AIM OF THE TASK – Your answer must consist of the records exactly as given, with no pictures included.
INPUT DATA Block Start
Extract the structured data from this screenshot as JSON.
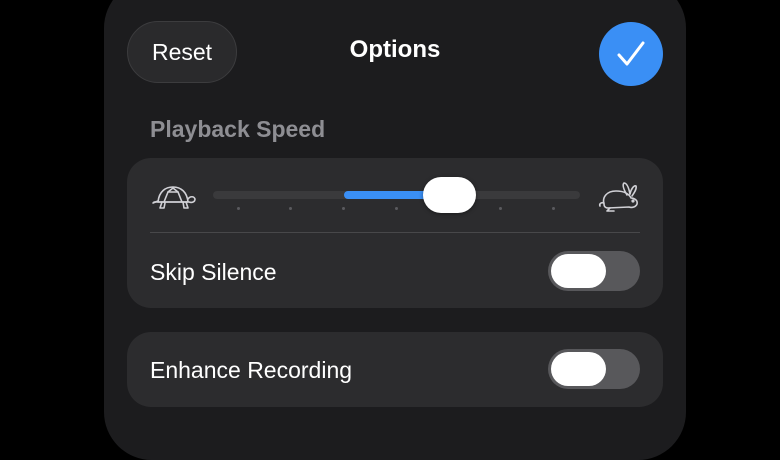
{
  "header": {
    "reset_label": "Reset",
    "title": "Options",
    "done_icon": "checkmark-icon",
    "accent": "#3a8ff5"
  },
  "playback": {
    "section_title": "Playback Speed",
    "slow_icon": "turtle-icon",
    "fast_icon": "rabbit-icon",
    "speed_level": 0.6,
    "tick_count": 7
  },
  "settings": {
    "skip_silence": {
      "label": "Skip Silence",
      "on": false
    },
    "enhance_recording": {
      "label": "Enhance Recording",
      "on": false
    }
  }
}
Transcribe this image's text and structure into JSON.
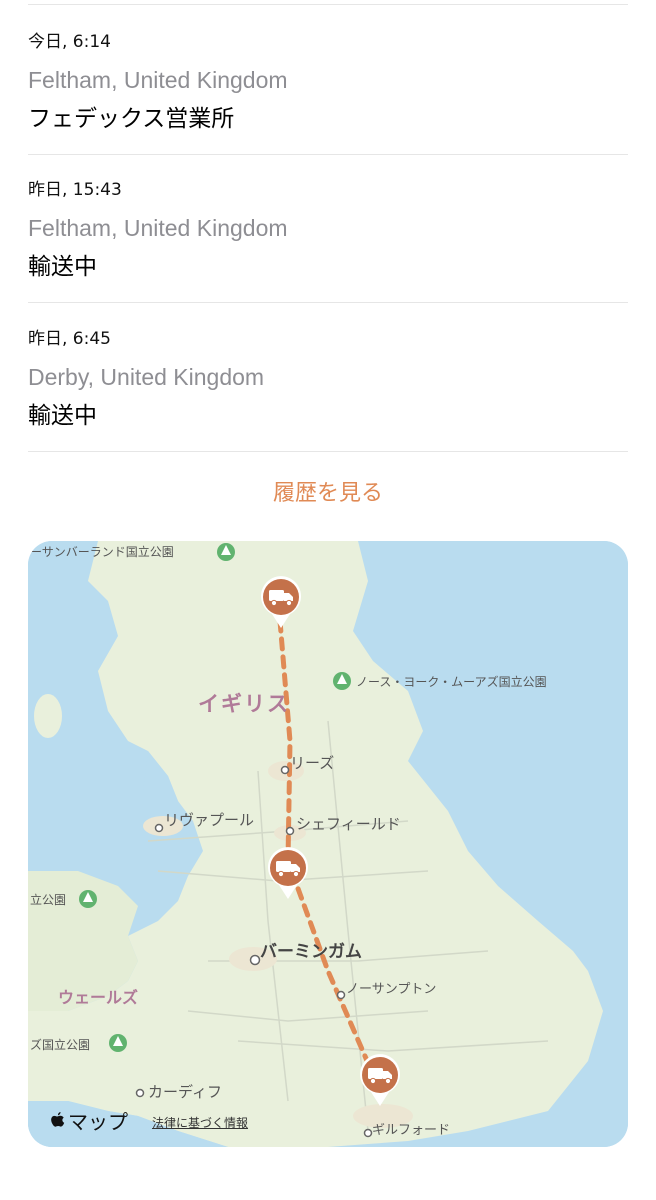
{
  "events": [
    {
      "time": "今日, 6:14",
      "location": "Feltham, United Kingdom",
      "status": "フェデックス営業所"
    },
    {
      "time": "昨日, 15:43",
      "location": "Feltham, United Kingdom",
      "status": "輸送中"
    },
    {
      "time": "昨日, 6:45",
      "location": "Derby, United Kingdom",
      "status": "輸送中"
    }
  ],
  "history_button": "履歴を見る",
  "map": {
    "labels": {
      "northumberland": "ーサンバーランド国立公園",
      "north_york": "ノース・ヨーク・ムーアズ国立公園",
      "uk": "イギリス",
      "leeds": "リーズ",
      "liverpool": "リヴァプール",
      "sheffield": "シェフィールド",
      "snowdonia": "立公園",
      "birmingham": "バーミンガム",
      "northampton": "ノーサンプトン",
      "wales": "ウェールズ",
      "brecon": "ズ国立公園",
      "cardiff": "カーディフ",
      "guildford": "ギルフォード"
    },
    "brand": "マップ",
    "legal": "法律に基づく情報",
    "colors": {
      "route": "#e08a55",
      "pin": "#c4714a",
      "water": "#b9dcef",
      "land": "#e9f0dc",
      "park": "#61b36f"
    }
  }
}
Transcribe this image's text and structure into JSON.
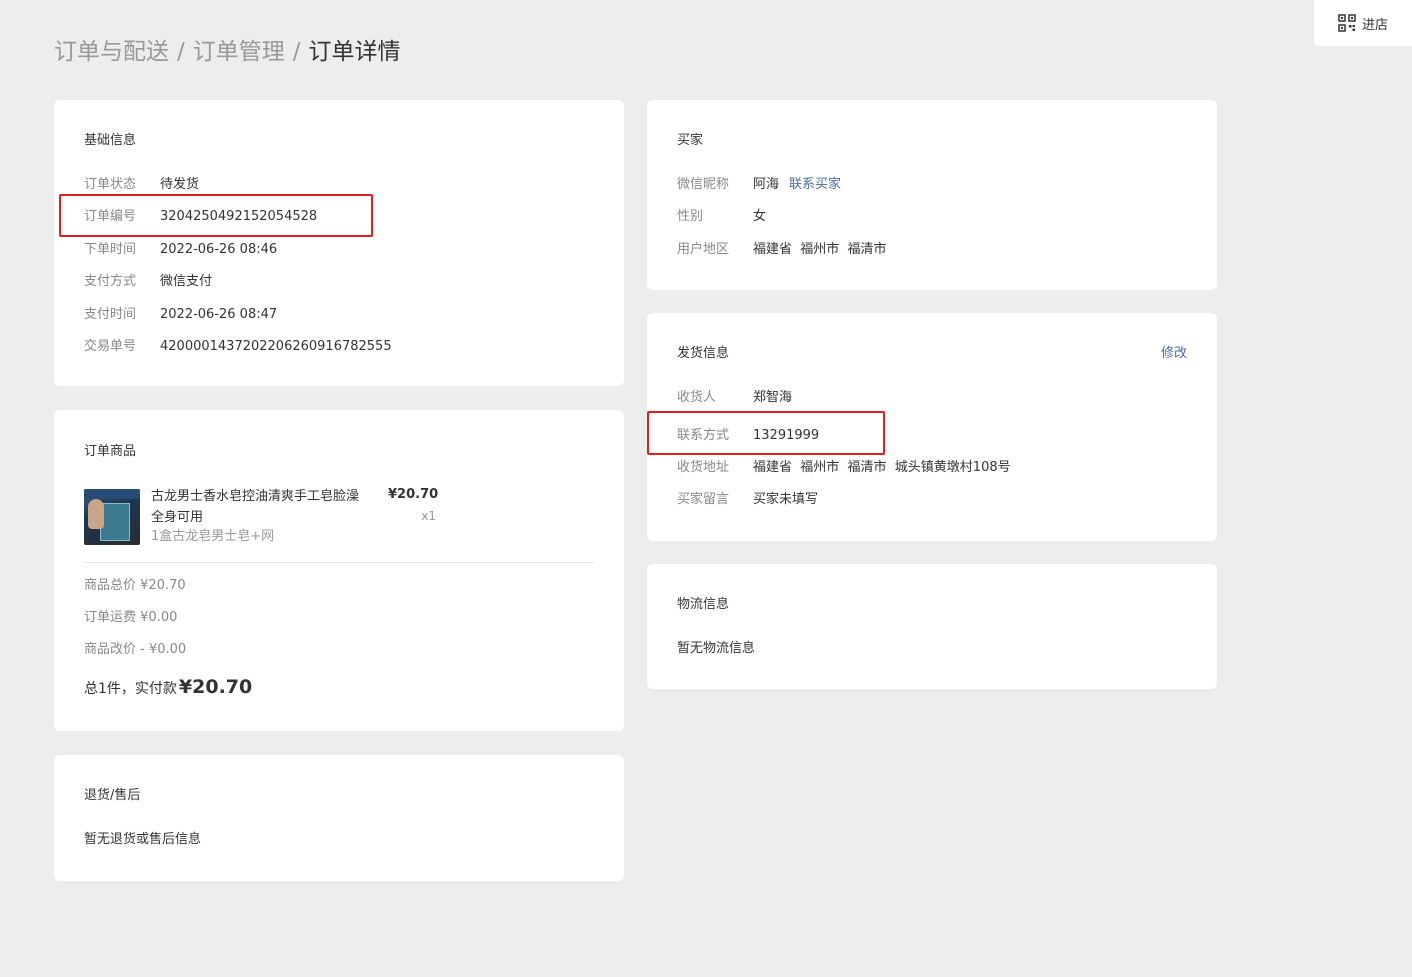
{
  "store_button": {
    "label": "进店",
    "icon": "qr-code-icon"
  },
  "breadcrumb": {
    "level1": "订单与配送",
    "level2": "订单管理",
    "current": "订单详情",
    "separator": "/"
  },
  "basic_info": {
    "title": "基础信息",
    "rows": [
      {
        "label": "订单状态",
        "value": "待发货"
      },
      {
        "label": "订单编号",
        "value": "3204250492152054528"
      },
      {
        "label": "下单时间",
        "value": "2022-06-26 08:46"
      },
      {
        "label": "支付方式",
        "value": "微信支付"
      },
      {
        "label": "支付时间",
        "value": "2022-06-26 08:47"
      },
      {
        "label": "交易单号",
        "value": "4200001437202206260916782555"
      }
    ]
  },
  "order_goods": {
    "title": "订单商品",
    "product": {
      "name": "古龙男士香水皂控油清爽手工皂脸澡全身可用",
      "sku": "1盒古龙皂男士皂+网",
      "price": "¥20.70",
      "qty": "x1"
    },
    "summary": [
      {
        "label": "商品总价",
        "value": "¥20.70"
      },
      {
        "label": "订单运费",
        "value": "¥0.00"
      },
      {
        "label": "商品改价",
        "value": "- ¥0.00"
      }
    ],
    "total_prefix": "总1件，实付款",
    "total_amount": "¥20.70"
  },
  "refund": {
    "title": "退货/售后",
    "empty_text": "暂无退货或售后信息"
  },
  "buyer": {
    "title": "买家",
    "nickname_label": "微信昵称",
    "nickname": "阿海",
    "contact_link": "联系买家",
    "gender_label": "性别",
    "gender": "女",
    "region_label": "用户地区",
    "region": "福建省  福州市  福清市"
  },
  "shipping": {
    "title": "发货信息",
    "edit_label": "修改",
    "rows": [
      {
        "label": "收货人",
        "value": "郑智海"
      },
      {
        "label": "联系方式",
        "value": "13291999"
      },
      {
        "label": "收货地址",
        "value": "福建省  福州市  福清市  城头镇黄墩村108号"
      },
      {
        "label": "买家留言",
        "value": "买家未填写"
      }
    ]
  },
  "logistics": {
    "title": "物流信息",
    "empty_text": "暂无物流信息"
  },
  "colors": {
    "highlight": "#e02020",
    "link": "#4a6aa5",
    "background": "#ededed"
  }
}
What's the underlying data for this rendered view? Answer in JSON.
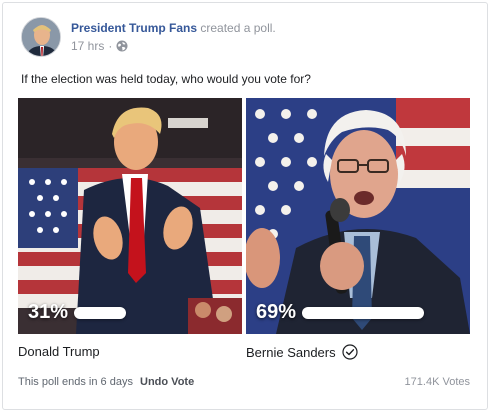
{
  "post": {
    "author": "President Trump Fans",
    "action": "created a poll.",
    "time": "17 hrs",
    "separator": "·",
    "privacy_icon": "globe-icon"
  },
  "poll": {
    "question": "If the election was held today, who would you vote for?",
    "options": [
      {
        "name": "Donald Trump",
        "percent_label": "31%",
        "percent": 31,
        "selected": false
      },
      {
        "name": "Bernie Sanders",
        "percent_label": "69%",
        "percent": 69,
        "selected": true,
        "selected_icon": "checkmark-circle-icon"
      }
    ],
    "ends_text": "This poll ends in 6 days",
    "undo_label": "Undo Vote",
    "votes": "171.4K Votes"
  },
  "colors": {
    "link": "#365899",
    "muted": "#90949c",
    "border": "#dddfe2"
  }
}
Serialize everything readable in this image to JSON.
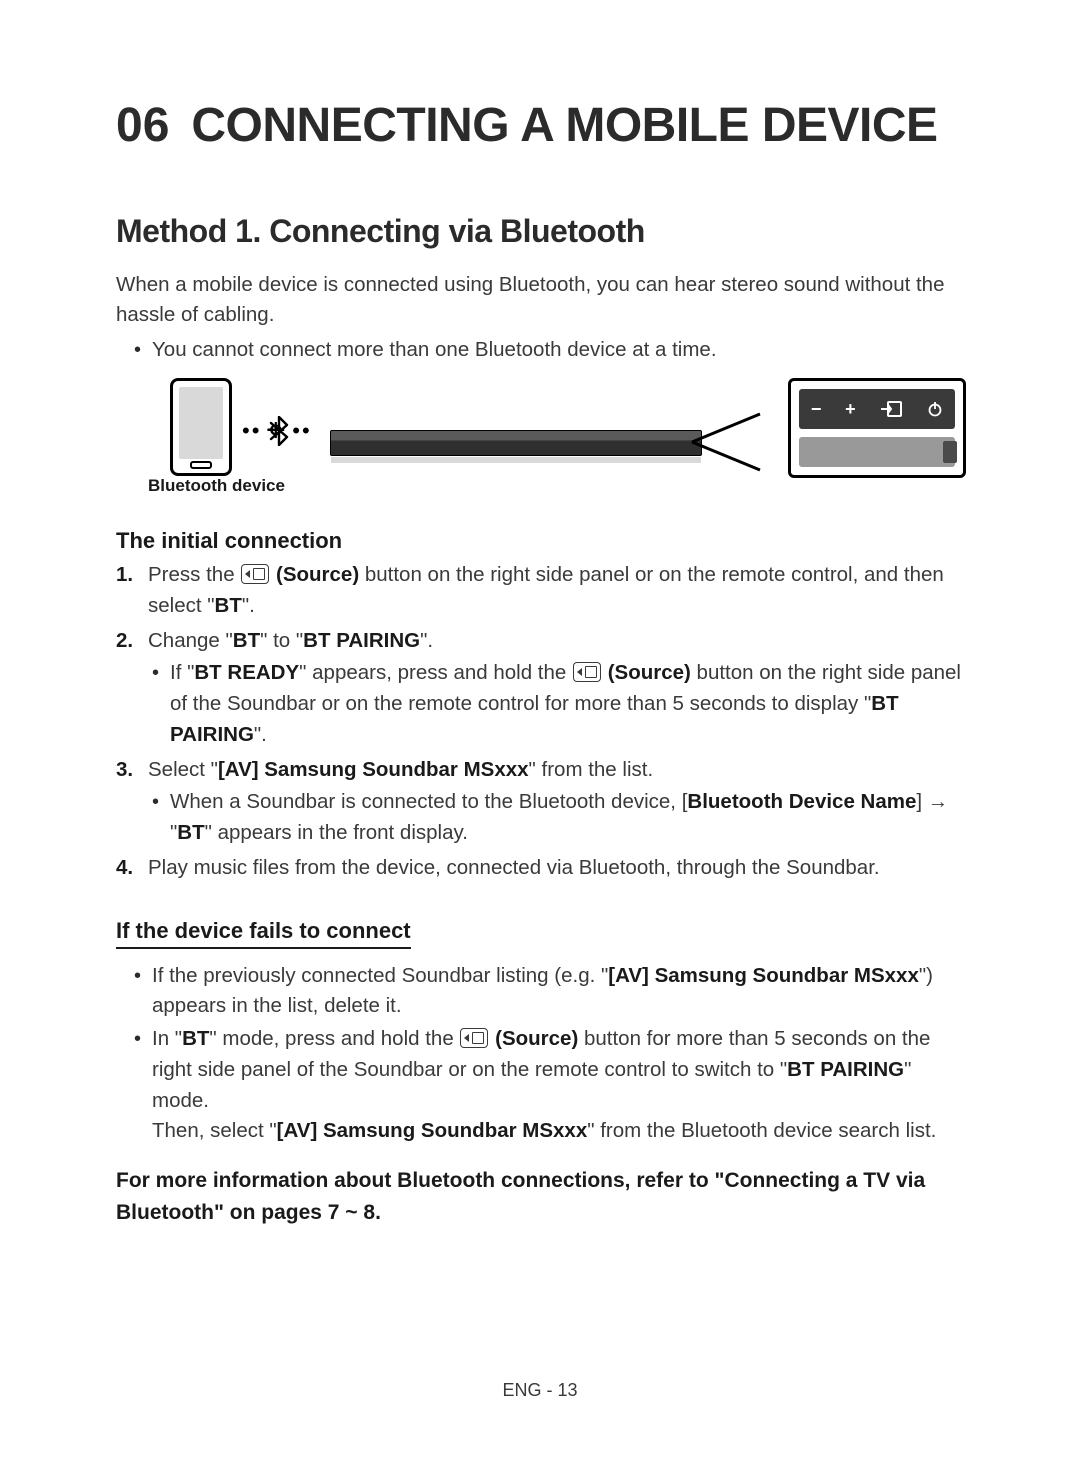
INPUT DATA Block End
ANSWER TO THE EXERCISE –
Extract the structured data from this screenshot as JSON.
{
  "header": {
    "reset_label": "Reset",
    "title": "Options",
    "done_icon": "checkmark-icon",
    "accent": "#3a8ff5"
  },
  "playback": {
    "section_title": "Playback Speed",
    "slow_icon": "turtle-icon",
    "fast_icon": "rabbit-icon",
    "speed_level": 0.6,
    "tick_count": 7
  },
  "settings": {
    "skip_silence": {
      "label": "Skip Silence",
      "on": false
    },
    "enhance_recording": {
      "label": "Enhance Recording",
      "on": false
    }
  }
}
Transcribe this image's text and structure into JSON.
{
  "events": [
    {
      "time": "今日, 6:14",
      "location": "Feltham, United Kingdom",
      "status": "フェデックス営業所"
    },
    {
      "time": "昨日, 15:43",
      "location": "Feltham, United Kingdom",
      "status": "輸送中"
    },
    {
      "time": "昨日, 6:45",
      "location": "Derby, United Kingdom",
      "status": "輸送中"
    }
  ],
  "history_button": "履歴を見る",
  "map": {
    "labels": {
      "northumberland": "ーサンバーランド国立公園",
      "north_york": "ノース・ヨーク・ムーアズ国立公園",
      "uk": "イギリス",
      "leeds": "リーズ",
      "liverpool": "リヴァプール",
      "sheffield": "シェフィールド",
      "snowdonia": "立公園",
      "birmingham": "バーミンガム",
      "northampton": "ノーサンプトン",
      "wales": "ウェールズ",
      "brecon": "ズ国立公園",
      "cardiff": "カーディフ",
      "guildford": "ギルフォード"
    },
    "brand": "マップ",
    "legal": "法律に基づく情報",
    "colors": {
      "route": "#e08a55",
      "pin": "#c4714a",
      "water": "#b9dcef",
      "land": "#e9f0dc",
      "park": "#61b36f"
    }
  }
}
Transcribe this image's text and structure into JSON.
{
  "store_button": {
    "label": "进店",
    "icon": "qr-code-icon"
  },
  "breadcrumb": {
    "level1": "订单与配送",
    "level2": "订单管理",
    "current": "订单详情",
    "separator": "/"
  },
  "basic_info": {
    "title": "基础信息",
    "rows": [
      {
        "label": "订单状态",
        "value": "待发货"
      },
      {
        "label": "订单编号",
        "value": "3204250492152054528"
      },
      {
        "label": "下单时间",
        "value": "2022-06-26 08:46"
      },
      {
        "label": "支付方式",
        "value": "微信支付"
      },
      {
        "label": "支付时间",
        "value": "2022-06-26 08:47"
      },
      {
        "label": "交易单号",
        "value": "4200001437202206260916782555"
      }
    ]
  },
  "order_goods": {
    "title": "订单商品",
    "product": {
      "name": "古龙男士香水皂控油清爽手工皂脸澡全身可用",
      "sku": "1盒古龙皂男士皂+网",
      "price": "¥20.70",
      "qty": "x1"
    },
    "summary": [
      {
        "label": "商品总价",
        "value": "¥20.70"
      },
      {
        "label": "订单运费",
        "value": "¥0.00"
      },
      {
        "label": "商品改价",
        "value": "- ¥0.00"
      }
    ],
    "total_prefix": "总1件，实付款",
    "total_amount": "¥20.70"
  },
  "refund": {
    "title": "退货/售后",
    "empty_text": "暂无退货或售后信息"
  },
  "buyer": {
    "title": "买家",
    "nickname_label": "微信昵称",
    "nickname": "阿海",
    "contact_link": "联系买家",
    "gender_label": "性别",
    "gender": "女",
    "region_label": "用户地区",
    "region": "福建省  福州市  福清市"
  },
  "shipping": {
    "title": "发货信息",
    "edit_label": "修改",
    "rows": [
      {
        "label": "收货人",
        "value": "郑智海"
      },
      {
        "label": "联系方式",
        "value": "13291999"
      },
      {
        "label": "收货地址",
        "value": "福建省  福州市  福清市  城头镇黄墩村108号"
      },
      {
        "label": "买家留言",
        "value": "买家未填写"
      }
    ]
  },
  "logistics": {
    "title": "物流信息",
    "empty_text": "暂无物流信息"
  },
  "colors": {
    "highlight": "#e02020",
    "link": "#4a6aa5",
    "background": "#ededed"
  }
}
What's the underlying data for this rendered view? Answer in JSON.
{
  "post": {
    "author": "President Trump Fans",
    "action": "created a poll.",
    "time": "17 hrs",
    "separator": "·",
    "privacy_icon": "globe-icon"
  },
  "poll": {
    "question": "If the election was held today, who would you vote for?",
    "options": [
      {
        "name": "Donald Trump",
        "percent_label": "31%",
        "percent": 31,
        "selected": false
      },
      {
        "name": "Bernie Sanders",
        "percent_label": "69%",
        "percent": 69,
        "selected": true,
        "selected_icon": "checkmark-circle-icon"
      }
    ],
    "ends_text": "This poll ends in 6 days",
    "undo_label": "Undo Vote",
    "votes": "171.4K Votes"
  },
  "colors": {
    "link": "#365899",
    "muted": "#90949c",
    "border": "#dddfe2"
  }
}
Serialize everything readable in this image to JSON.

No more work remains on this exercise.